Try it:
Where in the records does the word "create" occur? Copy each line in which it does.

Exercise data:
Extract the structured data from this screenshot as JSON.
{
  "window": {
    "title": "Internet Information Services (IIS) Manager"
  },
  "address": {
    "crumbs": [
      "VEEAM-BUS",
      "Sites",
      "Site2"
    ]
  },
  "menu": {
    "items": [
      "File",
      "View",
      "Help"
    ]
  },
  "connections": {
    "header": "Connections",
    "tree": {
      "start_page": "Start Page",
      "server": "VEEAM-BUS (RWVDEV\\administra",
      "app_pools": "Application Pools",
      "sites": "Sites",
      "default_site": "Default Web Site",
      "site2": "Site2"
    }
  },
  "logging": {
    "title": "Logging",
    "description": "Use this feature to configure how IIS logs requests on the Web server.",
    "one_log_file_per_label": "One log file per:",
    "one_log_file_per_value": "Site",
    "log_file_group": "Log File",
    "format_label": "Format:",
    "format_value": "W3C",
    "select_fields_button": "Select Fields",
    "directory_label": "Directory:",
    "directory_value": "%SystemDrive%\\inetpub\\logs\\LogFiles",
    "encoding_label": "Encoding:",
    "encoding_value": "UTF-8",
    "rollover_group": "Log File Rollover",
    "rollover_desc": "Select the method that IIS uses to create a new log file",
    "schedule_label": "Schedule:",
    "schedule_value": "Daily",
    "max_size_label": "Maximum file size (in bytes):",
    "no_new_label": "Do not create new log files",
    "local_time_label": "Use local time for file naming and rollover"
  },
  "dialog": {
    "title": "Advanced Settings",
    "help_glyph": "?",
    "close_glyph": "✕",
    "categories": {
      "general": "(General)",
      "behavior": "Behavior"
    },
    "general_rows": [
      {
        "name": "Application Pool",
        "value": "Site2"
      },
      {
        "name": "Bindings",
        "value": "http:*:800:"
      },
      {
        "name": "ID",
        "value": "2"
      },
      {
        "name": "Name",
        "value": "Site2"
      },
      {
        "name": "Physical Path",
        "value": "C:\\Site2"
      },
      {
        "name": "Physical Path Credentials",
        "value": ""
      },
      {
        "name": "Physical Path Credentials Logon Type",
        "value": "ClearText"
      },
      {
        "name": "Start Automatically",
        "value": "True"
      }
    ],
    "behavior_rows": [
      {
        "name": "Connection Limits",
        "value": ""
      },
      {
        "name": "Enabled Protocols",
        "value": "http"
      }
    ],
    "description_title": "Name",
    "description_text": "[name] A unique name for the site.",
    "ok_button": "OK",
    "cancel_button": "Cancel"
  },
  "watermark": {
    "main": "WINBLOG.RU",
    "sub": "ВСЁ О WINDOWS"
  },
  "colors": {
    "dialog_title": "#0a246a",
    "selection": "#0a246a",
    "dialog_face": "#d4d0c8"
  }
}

Answer:
    "rollover_desc": "Select the method that IIS uses to create a new log file",
    "no_new_label": "Do not create new log files",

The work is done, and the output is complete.